I must mention at that point that I happen to be a brunette with the following attributes: French birth place, black eyes, Moroccan grand parents, Islamic education and culture, left political affiliation, London living place and a complex - but openly and happily recognized - identity.
This apparent obviousness was not easy to accept for two of my blogging colleagues though. The point is they did not find I really “looked European”. According to one of them, it even seems I was… Persian! Hopefully, no one took any measures of my skull to make sure of it.
Living with their time, my blogging fellows actually used the word “Iranian” but I so much like Montesquieu, in spite of his eighteenth-century orientalist bias that I would like to pay a modest tribute to the father of The Spirit of Laws by using the “Persian” outdated word.
Talking with these two thinkers - whose lights were probably switched off - sounded quite surreal. I still cannot tell you, Dear Reader, if it was the Belgian air - native land of Magritte and Scutenaire - or mere common prejudice that affected our conversation.
The man asked me first where I was originally coming from. I replied: “ France ”. This is true, Dear Reader, please do not alert any of your borders police! I am a French national, born in France . French is my first language and is affecting my accent when I speak English - or even Arabic. I have a French ID card. I used to love camembert and croissants before I went vegan - that what often happens when a French vegetarian moves to London , but this is another story.
Anyway revenons à nos moutons - mais pas ceux égorgés dans les baignoires - as we say in French. So, this man kept looking at me as if something was going wrong, and eventually dared asking the same question again - about my parents, this time. Again, I replied “French” - which is true: both of them actually are. The guy was not satisfied though and instead of getting another Kir and relax, he kept on questioning me about my really exciting genealogy. At least, exciting for him. I felt embarrassed because no one among my friends around was asked the same kind of persistent questions. What the hell was he looking for?
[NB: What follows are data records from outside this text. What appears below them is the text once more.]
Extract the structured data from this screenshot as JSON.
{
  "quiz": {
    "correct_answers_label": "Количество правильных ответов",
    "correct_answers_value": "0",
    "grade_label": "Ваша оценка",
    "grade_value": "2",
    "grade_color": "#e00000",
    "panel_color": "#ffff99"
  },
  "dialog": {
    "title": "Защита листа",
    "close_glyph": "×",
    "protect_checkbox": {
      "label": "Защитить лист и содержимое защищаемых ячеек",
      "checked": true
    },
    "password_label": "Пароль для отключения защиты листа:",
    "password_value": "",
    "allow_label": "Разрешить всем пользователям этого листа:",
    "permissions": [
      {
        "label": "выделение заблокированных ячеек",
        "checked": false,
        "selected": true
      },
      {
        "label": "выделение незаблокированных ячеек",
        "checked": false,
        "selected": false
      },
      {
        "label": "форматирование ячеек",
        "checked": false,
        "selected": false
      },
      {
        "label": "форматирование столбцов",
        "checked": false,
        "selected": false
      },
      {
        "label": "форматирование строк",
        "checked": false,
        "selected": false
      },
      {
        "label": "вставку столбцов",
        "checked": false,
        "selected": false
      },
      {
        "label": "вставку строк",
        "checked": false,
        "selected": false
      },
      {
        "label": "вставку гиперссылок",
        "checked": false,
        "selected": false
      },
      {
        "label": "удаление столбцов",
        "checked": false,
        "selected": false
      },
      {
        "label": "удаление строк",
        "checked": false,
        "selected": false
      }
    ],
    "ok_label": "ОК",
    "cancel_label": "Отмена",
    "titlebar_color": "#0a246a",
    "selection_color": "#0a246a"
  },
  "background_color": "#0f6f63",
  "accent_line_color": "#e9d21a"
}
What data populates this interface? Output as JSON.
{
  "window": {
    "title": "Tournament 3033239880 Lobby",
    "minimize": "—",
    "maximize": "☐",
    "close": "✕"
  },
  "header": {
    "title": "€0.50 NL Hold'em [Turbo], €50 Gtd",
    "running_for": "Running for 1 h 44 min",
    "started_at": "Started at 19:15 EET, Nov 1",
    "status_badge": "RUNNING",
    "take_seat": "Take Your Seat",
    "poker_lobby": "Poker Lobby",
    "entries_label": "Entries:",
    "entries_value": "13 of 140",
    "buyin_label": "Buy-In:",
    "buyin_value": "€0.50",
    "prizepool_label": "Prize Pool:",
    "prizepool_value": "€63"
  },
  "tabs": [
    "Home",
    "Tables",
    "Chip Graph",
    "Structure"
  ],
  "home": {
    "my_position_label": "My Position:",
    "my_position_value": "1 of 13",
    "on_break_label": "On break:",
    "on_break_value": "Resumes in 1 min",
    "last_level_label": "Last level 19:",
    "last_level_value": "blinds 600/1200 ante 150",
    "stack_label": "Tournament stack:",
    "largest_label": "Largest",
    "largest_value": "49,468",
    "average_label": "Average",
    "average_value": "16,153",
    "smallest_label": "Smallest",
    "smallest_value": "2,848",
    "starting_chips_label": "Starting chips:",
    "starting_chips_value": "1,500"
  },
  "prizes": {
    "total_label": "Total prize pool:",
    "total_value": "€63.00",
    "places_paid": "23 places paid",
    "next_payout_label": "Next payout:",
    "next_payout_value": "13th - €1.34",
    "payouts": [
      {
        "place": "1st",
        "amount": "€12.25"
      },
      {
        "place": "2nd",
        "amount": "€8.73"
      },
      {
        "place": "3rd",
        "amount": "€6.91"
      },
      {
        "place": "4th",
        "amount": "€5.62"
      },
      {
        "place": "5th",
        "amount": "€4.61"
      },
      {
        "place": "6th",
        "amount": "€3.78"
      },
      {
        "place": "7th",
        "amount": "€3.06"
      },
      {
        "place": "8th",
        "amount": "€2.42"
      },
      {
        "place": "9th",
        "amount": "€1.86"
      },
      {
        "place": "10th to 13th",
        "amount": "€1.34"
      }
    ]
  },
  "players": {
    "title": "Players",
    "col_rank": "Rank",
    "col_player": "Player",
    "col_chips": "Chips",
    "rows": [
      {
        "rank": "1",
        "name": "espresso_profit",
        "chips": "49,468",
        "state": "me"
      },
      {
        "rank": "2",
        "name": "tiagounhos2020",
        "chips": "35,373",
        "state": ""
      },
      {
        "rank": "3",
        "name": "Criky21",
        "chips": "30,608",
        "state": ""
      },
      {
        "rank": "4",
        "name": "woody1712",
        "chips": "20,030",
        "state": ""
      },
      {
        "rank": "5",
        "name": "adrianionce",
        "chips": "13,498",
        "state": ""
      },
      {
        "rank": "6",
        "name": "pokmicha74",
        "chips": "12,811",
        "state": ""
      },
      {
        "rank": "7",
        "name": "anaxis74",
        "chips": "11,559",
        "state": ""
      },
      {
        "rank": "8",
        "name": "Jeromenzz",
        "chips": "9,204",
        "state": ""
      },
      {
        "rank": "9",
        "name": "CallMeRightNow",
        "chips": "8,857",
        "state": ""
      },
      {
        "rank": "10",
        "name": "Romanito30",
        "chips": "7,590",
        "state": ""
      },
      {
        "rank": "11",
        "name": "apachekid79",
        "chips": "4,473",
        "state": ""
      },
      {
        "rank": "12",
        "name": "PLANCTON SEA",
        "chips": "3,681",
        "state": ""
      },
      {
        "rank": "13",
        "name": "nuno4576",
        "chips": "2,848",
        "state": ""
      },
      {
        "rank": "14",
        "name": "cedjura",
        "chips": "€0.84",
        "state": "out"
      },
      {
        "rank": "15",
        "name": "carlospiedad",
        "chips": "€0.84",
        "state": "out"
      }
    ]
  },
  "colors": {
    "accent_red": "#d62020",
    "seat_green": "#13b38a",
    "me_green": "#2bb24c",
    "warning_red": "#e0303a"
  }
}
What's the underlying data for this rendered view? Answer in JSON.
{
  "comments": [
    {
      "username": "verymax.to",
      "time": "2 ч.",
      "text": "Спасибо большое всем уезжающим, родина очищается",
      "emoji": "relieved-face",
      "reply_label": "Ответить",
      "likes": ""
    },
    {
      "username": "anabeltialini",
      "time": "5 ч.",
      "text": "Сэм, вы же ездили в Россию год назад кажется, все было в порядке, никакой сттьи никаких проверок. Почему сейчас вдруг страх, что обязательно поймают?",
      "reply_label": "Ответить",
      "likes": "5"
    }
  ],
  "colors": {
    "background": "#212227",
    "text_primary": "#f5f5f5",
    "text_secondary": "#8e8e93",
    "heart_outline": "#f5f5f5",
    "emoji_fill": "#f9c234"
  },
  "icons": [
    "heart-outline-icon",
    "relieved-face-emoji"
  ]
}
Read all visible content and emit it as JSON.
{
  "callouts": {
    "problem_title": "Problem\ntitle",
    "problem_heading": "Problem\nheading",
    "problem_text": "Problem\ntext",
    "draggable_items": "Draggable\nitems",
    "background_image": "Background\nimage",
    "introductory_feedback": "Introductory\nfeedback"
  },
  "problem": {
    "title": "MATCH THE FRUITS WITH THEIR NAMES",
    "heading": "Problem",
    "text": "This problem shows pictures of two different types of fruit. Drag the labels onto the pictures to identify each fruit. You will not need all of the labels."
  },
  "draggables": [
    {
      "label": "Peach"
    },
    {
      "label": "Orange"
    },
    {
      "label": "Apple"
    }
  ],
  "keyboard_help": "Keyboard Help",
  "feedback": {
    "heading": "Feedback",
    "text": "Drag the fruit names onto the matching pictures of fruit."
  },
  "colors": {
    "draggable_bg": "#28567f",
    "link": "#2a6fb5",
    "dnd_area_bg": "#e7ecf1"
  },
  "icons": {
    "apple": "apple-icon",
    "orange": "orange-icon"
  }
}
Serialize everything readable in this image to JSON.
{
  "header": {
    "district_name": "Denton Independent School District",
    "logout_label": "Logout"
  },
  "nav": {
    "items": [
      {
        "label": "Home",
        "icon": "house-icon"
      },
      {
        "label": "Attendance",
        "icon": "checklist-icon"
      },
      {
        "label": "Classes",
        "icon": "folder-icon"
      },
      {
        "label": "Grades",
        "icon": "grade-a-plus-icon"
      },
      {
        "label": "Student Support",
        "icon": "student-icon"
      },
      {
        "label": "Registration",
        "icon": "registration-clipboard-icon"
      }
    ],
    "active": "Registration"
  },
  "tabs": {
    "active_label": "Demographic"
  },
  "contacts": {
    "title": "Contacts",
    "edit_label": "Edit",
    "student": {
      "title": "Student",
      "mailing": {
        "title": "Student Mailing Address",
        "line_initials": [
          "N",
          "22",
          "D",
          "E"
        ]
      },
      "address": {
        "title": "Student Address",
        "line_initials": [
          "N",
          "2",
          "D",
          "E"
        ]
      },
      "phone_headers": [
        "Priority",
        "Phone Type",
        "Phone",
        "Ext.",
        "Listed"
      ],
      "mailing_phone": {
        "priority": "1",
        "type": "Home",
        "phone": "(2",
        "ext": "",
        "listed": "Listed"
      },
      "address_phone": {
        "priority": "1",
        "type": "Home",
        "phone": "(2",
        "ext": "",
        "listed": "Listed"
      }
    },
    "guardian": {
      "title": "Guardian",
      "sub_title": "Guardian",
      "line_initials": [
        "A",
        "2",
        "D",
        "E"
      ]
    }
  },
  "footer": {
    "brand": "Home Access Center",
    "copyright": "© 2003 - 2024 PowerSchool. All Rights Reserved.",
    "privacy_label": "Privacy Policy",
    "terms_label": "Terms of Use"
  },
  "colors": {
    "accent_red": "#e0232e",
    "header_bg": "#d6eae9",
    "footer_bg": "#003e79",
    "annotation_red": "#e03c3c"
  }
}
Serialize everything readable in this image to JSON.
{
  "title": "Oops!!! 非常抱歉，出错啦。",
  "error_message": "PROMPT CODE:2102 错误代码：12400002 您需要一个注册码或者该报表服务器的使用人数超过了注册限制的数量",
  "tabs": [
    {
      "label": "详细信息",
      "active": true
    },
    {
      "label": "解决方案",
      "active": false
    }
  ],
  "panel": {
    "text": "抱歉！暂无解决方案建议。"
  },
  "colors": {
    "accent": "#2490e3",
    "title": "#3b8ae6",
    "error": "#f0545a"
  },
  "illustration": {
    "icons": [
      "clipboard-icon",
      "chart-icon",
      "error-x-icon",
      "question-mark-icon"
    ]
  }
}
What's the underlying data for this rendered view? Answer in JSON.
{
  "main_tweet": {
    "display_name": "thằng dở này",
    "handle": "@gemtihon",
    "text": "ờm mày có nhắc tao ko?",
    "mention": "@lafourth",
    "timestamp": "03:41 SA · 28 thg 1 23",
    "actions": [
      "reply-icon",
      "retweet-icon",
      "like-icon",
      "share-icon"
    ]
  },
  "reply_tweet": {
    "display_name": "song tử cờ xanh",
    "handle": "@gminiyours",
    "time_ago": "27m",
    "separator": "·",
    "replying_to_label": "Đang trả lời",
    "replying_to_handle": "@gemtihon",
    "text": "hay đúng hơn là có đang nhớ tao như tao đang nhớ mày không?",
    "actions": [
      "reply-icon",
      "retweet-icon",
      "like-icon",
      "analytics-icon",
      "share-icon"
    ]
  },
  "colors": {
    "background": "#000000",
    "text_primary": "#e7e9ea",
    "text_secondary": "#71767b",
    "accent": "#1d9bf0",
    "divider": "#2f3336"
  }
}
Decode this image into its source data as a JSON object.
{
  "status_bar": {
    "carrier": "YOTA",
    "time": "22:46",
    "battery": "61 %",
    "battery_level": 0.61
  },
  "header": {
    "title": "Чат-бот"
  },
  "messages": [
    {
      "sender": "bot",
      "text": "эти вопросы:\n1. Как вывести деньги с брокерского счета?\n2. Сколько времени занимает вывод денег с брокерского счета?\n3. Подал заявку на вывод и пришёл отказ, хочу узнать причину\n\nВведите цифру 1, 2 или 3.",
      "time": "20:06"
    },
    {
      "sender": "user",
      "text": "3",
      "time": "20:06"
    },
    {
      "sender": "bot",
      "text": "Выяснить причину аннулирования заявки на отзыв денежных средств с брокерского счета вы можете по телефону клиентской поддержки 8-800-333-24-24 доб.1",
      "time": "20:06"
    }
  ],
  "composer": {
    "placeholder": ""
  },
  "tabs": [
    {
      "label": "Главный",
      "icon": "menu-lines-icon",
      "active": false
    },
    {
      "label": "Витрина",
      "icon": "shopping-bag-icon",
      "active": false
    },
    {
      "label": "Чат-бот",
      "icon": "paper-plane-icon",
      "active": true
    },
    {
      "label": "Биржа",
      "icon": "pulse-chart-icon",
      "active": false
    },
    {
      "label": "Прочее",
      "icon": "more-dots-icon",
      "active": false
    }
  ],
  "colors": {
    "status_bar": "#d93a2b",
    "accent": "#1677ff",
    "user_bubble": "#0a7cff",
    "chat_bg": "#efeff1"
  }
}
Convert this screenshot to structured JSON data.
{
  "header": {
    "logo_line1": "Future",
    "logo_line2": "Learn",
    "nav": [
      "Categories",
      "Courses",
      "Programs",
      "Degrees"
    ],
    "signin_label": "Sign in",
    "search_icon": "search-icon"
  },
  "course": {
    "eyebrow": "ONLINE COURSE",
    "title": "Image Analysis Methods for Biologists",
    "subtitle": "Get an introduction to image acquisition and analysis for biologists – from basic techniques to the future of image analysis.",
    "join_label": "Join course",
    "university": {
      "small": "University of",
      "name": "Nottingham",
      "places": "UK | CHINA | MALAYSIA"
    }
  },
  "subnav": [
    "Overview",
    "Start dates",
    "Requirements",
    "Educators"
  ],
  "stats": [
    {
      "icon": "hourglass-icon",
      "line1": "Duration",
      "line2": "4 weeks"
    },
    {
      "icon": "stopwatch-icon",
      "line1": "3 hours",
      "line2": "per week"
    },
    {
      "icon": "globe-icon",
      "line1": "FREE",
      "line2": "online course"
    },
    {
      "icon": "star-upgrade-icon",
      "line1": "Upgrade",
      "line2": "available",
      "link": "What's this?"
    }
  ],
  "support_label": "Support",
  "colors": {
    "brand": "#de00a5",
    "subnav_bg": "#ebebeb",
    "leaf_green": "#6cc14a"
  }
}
So I said: “my grand-parents are Moroccan”.
He seemed relieved. Mamie (Mamie means Grandma in French), Gede (Gede means Granddad in Arabic): you really saved my life!
Maybe, my hair was too black or my eyes were too dark. How can she be French - European?
A girl who shared the same inquisitive attitude finally added the magic sentence: “The way you look… I thought you were Iranian!”
Mmmm. Right. Please pronounce it, even mentally, with a long punk Rrrrr, only as Johnny Rotten - or Arno, the Belgian singer I am in love with - could actually say it. Full of joyous and desperate consciousness!
One objective reason that may explain this pretty stupid judgment though is that among the Thinkers, no one was Black or Asian. I simply refuse to use here (and any other place) the appalling expression “people of colour” - because it makes it sound like White is not actually a colour, but a standard - which as a consequence does not even need to be named.
This story raises a big and important question: how do you actually define someone as a European? By the way s-he looks? The religion s-he practices - or does not practice? His or her race?
Dear Reader, a Persian girl needs your European lights!